South Korea’s top court on Thursday ruled that South Korean men can now legally reject their mandatory military service on conscientious or religious grounds without punishment.
The landmark ruling is expected to affect the cases of more than 930 conscientious objectors on trial. Hundreds of young South Korean men, mostly Jehovah’s Witnesses, are imprisoned every year for refusing to serve in the military.
All able-bodied South Korean men must serve about two years in the military under a conscription system aimed at coping with potential aggression from North Korea. The court broke with its own 2004 verdict that rejecting military service because of religious faith was illegal, saying at the time that confrontation with the North made South Korea’s draft an indisputable necessity.
The ruling was great news for Jehovah’s Witnesses and others who call for improved individual rights and freedom of opinion in South Korea. But many conservatives would criticize it for failing to forget North Korea’s threat.
When South Korea Constitutional Court ruled in June that the government must introduce alternative social service for conscientious objectors by 2019, a heated debate erupted over whether it’s time to come up with such a measure because North Korea’s nuclear threat remains unchanged. There are also worries that some might exploit alternative service to evade the draft.
On Thursday, the Supreme Court said it quashed a lower court’s ruling that sentenced a conscientious objector to 18 months in prison. It said it ordered the lower court to review its earlier verdict. Supreme Court officials said there is little chance the lower court would not abide by the decision.
The majority opinion of a panel of Supreme Court judges is that “conscientious objection of military duty … can be a valid reason” to avoid military service, the top court said in a statement.

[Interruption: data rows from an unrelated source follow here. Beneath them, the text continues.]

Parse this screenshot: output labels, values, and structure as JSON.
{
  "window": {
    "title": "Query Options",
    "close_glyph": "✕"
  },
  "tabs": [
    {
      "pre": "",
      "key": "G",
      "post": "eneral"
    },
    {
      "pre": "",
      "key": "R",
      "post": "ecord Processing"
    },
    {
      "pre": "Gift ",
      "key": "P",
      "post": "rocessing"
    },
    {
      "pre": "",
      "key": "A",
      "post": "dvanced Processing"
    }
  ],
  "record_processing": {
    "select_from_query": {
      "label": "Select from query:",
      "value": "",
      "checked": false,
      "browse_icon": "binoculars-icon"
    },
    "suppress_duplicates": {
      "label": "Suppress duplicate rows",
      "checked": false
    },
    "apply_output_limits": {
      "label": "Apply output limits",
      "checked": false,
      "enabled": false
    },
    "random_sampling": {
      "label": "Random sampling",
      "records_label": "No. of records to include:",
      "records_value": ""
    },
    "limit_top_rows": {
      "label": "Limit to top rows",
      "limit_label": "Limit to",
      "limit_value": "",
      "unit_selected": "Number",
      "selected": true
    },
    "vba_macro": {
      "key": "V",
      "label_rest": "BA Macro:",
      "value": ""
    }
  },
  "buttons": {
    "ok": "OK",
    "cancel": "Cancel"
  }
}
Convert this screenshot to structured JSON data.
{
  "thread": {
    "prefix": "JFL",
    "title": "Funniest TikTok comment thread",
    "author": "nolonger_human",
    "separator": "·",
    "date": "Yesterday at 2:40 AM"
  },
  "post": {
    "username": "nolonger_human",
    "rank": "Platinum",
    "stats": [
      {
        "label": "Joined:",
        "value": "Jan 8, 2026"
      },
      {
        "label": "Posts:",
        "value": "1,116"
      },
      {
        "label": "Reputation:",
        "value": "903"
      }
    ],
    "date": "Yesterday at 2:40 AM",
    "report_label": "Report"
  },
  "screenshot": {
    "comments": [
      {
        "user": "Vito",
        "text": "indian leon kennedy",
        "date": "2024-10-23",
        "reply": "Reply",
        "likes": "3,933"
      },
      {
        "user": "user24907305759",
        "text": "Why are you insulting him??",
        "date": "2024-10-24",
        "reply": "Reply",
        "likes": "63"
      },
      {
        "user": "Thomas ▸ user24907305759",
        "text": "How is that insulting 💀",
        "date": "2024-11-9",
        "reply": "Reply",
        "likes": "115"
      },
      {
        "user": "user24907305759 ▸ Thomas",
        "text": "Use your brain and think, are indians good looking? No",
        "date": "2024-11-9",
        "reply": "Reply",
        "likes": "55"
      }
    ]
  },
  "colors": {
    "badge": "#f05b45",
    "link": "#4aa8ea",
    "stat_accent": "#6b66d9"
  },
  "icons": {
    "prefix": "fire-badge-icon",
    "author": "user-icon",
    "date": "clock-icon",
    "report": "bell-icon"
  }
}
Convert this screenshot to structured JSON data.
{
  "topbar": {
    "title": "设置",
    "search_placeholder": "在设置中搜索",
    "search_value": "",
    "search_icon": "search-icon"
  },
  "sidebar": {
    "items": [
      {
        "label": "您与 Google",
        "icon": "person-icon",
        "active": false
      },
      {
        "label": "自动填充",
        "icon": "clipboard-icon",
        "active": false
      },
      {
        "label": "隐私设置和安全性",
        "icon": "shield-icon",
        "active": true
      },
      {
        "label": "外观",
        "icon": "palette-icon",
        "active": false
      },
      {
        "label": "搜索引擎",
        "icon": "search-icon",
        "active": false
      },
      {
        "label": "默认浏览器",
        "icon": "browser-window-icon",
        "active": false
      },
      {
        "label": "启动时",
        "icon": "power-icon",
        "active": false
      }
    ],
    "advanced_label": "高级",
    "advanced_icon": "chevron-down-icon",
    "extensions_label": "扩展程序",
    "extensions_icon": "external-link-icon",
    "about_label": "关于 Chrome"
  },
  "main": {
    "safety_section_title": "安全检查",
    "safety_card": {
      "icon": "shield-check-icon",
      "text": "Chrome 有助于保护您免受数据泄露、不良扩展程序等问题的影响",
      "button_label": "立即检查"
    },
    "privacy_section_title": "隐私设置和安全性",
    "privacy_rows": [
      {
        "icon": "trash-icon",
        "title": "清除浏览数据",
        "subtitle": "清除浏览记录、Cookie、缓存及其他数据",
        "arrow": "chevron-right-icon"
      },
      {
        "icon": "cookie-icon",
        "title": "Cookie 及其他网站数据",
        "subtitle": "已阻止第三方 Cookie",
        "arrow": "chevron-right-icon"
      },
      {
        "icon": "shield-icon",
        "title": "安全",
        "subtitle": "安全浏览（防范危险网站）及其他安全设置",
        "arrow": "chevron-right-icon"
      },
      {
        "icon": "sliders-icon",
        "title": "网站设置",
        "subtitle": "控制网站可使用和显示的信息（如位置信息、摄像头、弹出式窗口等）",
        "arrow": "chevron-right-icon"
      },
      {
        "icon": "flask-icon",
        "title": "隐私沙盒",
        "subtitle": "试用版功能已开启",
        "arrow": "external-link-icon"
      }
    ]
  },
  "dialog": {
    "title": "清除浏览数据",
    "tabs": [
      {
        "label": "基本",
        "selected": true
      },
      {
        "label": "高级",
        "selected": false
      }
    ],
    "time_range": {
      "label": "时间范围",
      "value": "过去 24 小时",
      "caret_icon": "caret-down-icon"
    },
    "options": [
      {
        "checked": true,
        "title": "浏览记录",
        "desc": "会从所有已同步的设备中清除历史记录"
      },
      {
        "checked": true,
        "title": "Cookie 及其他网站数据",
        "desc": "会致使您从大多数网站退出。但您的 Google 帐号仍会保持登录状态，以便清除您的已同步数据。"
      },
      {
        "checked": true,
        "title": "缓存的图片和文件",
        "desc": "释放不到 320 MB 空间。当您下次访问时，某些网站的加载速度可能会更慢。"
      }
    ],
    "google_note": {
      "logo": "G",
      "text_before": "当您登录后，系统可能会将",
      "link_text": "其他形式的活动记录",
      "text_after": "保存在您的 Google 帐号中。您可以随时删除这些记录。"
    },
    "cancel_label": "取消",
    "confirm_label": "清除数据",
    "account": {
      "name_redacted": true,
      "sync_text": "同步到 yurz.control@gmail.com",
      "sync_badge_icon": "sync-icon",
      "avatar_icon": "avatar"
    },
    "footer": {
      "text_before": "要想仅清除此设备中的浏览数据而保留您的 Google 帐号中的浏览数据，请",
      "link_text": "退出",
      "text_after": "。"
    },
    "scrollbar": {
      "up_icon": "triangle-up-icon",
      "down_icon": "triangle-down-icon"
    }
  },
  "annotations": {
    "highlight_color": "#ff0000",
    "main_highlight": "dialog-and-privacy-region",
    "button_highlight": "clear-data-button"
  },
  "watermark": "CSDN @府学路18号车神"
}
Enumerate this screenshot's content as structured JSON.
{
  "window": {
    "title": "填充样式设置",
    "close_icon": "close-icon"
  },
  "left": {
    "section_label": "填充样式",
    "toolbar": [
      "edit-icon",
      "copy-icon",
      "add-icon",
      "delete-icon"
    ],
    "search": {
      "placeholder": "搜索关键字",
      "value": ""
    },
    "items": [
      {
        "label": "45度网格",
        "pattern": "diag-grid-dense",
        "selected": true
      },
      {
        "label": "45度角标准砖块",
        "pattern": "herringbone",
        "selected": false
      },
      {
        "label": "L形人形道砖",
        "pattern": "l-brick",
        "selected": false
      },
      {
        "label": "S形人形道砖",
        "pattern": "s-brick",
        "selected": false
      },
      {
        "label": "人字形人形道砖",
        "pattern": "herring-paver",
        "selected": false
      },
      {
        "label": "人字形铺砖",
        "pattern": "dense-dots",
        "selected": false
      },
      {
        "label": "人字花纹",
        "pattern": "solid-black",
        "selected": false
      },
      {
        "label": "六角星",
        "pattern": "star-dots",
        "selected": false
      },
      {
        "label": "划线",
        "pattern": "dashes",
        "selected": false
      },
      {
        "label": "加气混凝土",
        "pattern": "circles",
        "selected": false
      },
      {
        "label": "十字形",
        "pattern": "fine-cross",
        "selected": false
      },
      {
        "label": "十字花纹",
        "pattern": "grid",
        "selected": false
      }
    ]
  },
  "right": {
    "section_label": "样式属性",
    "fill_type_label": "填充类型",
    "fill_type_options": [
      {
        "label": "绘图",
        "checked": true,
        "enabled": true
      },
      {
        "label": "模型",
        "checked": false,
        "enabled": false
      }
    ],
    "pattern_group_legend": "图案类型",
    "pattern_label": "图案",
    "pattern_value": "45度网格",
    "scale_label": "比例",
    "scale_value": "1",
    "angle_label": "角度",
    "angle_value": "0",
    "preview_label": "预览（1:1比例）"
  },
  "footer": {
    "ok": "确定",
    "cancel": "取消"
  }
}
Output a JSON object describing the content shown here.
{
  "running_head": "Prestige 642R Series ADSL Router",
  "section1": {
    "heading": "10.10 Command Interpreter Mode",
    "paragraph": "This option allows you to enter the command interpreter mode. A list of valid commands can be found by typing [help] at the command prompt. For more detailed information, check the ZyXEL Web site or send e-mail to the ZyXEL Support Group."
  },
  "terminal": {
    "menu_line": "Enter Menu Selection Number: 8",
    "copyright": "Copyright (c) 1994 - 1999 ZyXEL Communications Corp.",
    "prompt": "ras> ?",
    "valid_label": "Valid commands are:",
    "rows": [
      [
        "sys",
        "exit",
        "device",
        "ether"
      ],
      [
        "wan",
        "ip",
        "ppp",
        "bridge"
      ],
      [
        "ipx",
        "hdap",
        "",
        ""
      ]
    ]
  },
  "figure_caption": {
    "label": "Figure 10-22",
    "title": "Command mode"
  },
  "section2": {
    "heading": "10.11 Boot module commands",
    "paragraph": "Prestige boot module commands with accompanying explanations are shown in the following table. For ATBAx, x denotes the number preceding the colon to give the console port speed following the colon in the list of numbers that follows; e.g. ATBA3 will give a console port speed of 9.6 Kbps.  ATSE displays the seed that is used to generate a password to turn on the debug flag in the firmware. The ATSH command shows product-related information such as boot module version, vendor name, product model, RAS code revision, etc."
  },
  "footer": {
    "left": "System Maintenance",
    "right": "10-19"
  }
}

“Forcing a military duty … with criminal punishment or other punitive measures is an excessive restraint of freedom of conscience,” the majority opinion reads. “Free democracy can have its legitimacy when it tolerates and embraces minorities though it is run by the principle of majority rule.”
Since the 1950-53 Korean War, South Korea sent about 19,350 Jehovah’s Witnesses to prison for refusing to serve in the military. In recent years, about 500-600 Jehovah’s Witnesses went to prison every year and spent 18 months behind bars on average. According to the group and the Supreme Court, Thursday’s ruling won’t apply to 96 Jehovah’s Witnesses currently in prison.
The South Korean office of Jehovah’s Witnesses hailed the ruling as a “historic verdict that will be remembered for a long time for showing the matureness of the country’s human rights awareness.”
The conscientious objector whose case triggered the ruling, Oh Seung-hun, told reporters that he also hoped for “positive rulings” on the 930 pending cases involving fellow Jehovah’s Witnesses.
“This verdict was possible thanks to the patience of my predecessors and colleagues totaling some 20,000 people,” Oh said, according to Yonhap news agency. Oh, who hadn’t been sent to prison, said he would try an alternative form of civil service.
South Korea’s Defense Ministry has yet to come up with details on alternative service. In 2007 it had considered allowing conscientious objectors to work in special hospitals and care for people with disabilities or dementia.